This book addresses two historical mysteries. The first is the content and character of the fourth century BCE Greek works on the Persian Achaemenid Empire treatises called the Persica. The second is the method of work of the second century CE biographer Plutarch of Chaeronea (CE 45-120) who used these works to compose his biographies, in particular the Life of the Persian king Artaxerxes.
By dealing with both issues simultaneously, Almagor proposes a new way of approaching the two entangled problems, and offers a better understanding of both the portrayal of ancient Persia in the lost Persica works and the manner of their reception and adaptation nearly five hundred years later. Intended for both scholars and students of the Achaemenid Empire and Greek imperial literature, this book bridges the two worlds and two important branches of scholarship.
Builds a picture of the character and structure of the lost Persica works by Ctesias of Cnidus, Deinon of Colophon, Heracleides of Cyme
Shows how Plutarch used the Persica works in his Lives with a specific focus on Artaxerxes
Considers the depiction of famous figures such as Alexander the Great and Themistocles in Plutarch's works
About the Author
Eran Almagor is the author of papers and chapters on the history of the Achaemenid Empire, its image in Greek literature (Ctesias in particular), and on Greek Imperial writers, particularly Strabo and Josephus. Among his major interests are the writings of Plutarch, especially the Lives and the reception of antiquity in modern popular culture.
Table of Contents
2. Ctesias (a)
3. Ctesias (b)
4. Deinon (a)
5. Deinon (b)
6. Heracleides, Excursus: Charon of Lampsacus

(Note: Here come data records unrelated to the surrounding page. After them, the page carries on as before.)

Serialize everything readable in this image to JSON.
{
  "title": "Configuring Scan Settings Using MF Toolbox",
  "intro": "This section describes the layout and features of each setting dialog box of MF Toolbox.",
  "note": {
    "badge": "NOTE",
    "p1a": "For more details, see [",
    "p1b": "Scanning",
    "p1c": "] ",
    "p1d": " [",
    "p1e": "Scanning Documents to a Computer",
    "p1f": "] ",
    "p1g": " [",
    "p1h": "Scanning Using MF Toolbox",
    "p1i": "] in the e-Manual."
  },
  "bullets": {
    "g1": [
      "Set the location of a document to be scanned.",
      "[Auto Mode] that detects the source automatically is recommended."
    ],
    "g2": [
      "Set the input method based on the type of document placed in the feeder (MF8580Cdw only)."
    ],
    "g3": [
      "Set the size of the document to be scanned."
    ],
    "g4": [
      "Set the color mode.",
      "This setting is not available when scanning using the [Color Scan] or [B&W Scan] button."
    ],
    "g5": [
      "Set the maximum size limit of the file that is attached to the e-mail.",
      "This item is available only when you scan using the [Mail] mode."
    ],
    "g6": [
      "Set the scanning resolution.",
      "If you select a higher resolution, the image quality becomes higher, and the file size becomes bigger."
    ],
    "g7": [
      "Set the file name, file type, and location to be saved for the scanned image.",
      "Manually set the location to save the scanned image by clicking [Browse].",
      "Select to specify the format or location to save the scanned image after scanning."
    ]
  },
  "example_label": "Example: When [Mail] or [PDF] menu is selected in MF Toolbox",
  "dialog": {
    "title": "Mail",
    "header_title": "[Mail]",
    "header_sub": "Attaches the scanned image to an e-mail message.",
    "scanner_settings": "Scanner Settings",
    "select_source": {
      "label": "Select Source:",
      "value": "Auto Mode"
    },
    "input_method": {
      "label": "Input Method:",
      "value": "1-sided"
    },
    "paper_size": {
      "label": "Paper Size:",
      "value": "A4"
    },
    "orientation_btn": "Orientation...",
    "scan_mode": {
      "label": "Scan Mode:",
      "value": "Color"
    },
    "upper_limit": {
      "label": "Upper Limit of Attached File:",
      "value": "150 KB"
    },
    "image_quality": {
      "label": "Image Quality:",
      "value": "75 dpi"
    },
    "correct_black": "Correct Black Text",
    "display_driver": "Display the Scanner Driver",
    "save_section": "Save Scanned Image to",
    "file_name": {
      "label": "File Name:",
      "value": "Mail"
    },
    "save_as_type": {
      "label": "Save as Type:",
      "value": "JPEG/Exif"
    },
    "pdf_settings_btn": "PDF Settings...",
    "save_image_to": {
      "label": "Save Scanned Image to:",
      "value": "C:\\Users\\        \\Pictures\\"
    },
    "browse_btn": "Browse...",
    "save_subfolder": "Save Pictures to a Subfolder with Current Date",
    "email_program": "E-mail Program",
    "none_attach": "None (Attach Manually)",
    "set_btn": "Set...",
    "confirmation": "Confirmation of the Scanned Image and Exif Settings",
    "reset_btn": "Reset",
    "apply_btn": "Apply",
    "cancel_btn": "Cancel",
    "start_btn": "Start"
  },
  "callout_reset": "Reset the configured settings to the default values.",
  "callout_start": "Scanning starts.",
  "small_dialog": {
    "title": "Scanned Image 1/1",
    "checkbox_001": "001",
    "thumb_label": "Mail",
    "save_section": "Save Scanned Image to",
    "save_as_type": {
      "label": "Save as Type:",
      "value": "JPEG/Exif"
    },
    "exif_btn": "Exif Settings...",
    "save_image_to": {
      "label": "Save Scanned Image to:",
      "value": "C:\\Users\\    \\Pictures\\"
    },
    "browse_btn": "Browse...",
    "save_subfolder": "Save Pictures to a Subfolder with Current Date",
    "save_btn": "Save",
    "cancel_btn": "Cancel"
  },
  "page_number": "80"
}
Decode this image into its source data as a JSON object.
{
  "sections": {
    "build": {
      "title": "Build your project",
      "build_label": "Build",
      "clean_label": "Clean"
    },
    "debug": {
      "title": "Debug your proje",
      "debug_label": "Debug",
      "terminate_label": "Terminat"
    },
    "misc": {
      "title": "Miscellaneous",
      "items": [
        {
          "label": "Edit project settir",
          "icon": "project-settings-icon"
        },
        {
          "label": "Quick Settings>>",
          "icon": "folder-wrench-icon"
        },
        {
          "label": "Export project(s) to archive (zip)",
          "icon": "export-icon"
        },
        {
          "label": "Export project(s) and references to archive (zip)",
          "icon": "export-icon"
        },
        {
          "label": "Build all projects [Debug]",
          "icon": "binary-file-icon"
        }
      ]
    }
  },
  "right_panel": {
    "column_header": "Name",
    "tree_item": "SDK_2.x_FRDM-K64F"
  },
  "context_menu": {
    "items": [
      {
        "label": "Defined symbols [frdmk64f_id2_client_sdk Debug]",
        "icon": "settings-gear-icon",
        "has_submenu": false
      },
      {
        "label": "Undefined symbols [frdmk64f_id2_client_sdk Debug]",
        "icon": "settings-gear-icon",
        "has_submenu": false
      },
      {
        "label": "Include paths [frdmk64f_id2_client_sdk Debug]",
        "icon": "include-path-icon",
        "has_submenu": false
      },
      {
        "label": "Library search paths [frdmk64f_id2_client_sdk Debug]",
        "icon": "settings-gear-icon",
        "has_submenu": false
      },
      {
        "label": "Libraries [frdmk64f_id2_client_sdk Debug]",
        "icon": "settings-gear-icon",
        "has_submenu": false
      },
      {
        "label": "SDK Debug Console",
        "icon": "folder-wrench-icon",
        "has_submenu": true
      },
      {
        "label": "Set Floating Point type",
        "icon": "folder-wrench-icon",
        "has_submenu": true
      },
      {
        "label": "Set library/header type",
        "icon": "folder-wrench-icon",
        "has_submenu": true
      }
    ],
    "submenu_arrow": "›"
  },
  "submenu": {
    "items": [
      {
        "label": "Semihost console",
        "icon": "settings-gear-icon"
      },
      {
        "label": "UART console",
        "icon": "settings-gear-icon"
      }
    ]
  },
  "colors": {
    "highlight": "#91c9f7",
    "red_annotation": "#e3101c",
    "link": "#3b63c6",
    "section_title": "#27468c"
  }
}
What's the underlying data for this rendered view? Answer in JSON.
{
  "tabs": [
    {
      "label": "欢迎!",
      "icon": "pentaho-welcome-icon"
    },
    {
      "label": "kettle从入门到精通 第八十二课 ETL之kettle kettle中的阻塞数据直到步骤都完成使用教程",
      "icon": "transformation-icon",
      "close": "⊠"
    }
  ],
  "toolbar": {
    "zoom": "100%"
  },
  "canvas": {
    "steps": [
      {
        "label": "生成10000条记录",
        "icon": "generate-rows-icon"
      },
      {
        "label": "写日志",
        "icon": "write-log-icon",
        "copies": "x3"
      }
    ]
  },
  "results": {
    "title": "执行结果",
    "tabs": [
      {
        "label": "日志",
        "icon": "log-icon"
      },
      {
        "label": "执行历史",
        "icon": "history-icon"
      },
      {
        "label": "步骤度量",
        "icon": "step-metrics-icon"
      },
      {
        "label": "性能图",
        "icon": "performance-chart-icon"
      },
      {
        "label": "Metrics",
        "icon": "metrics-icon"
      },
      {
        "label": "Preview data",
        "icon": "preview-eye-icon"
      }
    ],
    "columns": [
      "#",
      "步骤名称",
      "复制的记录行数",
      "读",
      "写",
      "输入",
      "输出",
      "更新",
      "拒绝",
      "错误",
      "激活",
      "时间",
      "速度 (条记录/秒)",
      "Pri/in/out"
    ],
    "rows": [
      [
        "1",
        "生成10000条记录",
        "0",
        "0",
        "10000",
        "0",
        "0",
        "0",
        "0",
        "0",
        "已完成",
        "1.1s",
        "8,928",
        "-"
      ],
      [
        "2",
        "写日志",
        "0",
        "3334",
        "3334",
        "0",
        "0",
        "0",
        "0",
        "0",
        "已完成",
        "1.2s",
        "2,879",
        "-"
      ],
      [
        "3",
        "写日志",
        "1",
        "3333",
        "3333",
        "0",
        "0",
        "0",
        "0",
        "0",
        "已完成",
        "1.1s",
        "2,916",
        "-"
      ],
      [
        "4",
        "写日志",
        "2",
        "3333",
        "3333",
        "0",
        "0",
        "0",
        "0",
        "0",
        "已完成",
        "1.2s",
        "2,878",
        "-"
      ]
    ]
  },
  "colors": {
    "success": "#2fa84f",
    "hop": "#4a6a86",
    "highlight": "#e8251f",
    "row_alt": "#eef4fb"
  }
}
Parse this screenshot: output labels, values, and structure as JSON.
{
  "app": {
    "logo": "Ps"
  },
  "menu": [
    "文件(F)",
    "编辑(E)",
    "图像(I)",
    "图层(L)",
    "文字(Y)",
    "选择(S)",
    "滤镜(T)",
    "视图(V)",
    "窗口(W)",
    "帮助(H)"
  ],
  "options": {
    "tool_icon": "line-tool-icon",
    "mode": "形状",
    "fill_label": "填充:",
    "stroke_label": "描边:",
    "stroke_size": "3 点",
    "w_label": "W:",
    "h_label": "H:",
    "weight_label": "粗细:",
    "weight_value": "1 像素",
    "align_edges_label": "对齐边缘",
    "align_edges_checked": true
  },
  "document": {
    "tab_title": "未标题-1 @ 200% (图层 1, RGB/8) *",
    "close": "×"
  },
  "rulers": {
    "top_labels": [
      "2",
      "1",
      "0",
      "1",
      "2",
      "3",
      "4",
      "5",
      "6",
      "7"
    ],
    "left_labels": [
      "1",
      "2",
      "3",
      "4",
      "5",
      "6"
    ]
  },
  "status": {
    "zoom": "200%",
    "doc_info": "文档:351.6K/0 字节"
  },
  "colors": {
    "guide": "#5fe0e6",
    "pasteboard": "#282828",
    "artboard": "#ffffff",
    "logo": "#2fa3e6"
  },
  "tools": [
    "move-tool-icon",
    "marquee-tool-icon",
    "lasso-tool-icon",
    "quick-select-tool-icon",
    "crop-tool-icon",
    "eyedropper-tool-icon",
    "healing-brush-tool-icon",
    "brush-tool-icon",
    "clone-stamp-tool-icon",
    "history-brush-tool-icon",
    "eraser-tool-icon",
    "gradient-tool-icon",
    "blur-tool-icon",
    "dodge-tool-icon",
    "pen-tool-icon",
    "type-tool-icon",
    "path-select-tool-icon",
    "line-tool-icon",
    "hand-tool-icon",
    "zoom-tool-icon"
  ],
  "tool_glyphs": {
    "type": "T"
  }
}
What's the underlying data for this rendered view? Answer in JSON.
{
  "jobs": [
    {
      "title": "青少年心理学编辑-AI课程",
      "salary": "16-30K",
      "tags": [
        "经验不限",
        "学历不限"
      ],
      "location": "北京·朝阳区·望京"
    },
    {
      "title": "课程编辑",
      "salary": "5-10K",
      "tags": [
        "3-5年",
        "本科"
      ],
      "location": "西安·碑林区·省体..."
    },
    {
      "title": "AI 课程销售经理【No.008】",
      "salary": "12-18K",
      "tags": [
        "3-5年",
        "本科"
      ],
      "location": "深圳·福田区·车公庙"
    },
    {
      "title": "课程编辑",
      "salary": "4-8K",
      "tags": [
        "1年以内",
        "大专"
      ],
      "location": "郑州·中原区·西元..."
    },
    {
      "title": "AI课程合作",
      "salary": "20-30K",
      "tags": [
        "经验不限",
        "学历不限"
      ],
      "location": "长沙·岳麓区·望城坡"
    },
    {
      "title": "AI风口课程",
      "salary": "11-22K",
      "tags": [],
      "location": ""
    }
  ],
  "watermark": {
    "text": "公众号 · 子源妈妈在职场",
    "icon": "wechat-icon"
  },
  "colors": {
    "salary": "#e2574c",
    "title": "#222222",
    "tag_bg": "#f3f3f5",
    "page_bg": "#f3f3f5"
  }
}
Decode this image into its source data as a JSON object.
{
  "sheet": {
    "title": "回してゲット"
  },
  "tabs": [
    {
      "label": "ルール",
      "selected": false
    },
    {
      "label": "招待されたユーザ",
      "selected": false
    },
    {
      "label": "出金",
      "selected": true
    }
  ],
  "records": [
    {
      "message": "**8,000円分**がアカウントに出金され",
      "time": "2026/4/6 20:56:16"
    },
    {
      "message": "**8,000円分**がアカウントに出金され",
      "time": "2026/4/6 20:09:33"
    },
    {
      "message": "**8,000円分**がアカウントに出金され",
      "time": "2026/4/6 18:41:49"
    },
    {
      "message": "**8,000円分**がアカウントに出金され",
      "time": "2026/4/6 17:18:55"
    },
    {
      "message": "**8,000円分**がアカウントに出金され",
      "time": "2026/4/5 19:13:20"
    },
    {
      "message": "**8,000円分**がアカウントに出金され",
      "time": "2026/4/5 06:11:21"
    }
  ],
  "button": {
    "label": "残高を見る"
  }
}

Appendix I: Two Notes on the Cypriot War
Appendix II: Plutarch, the Persica and the Regum et Imperatorum Apophthegmata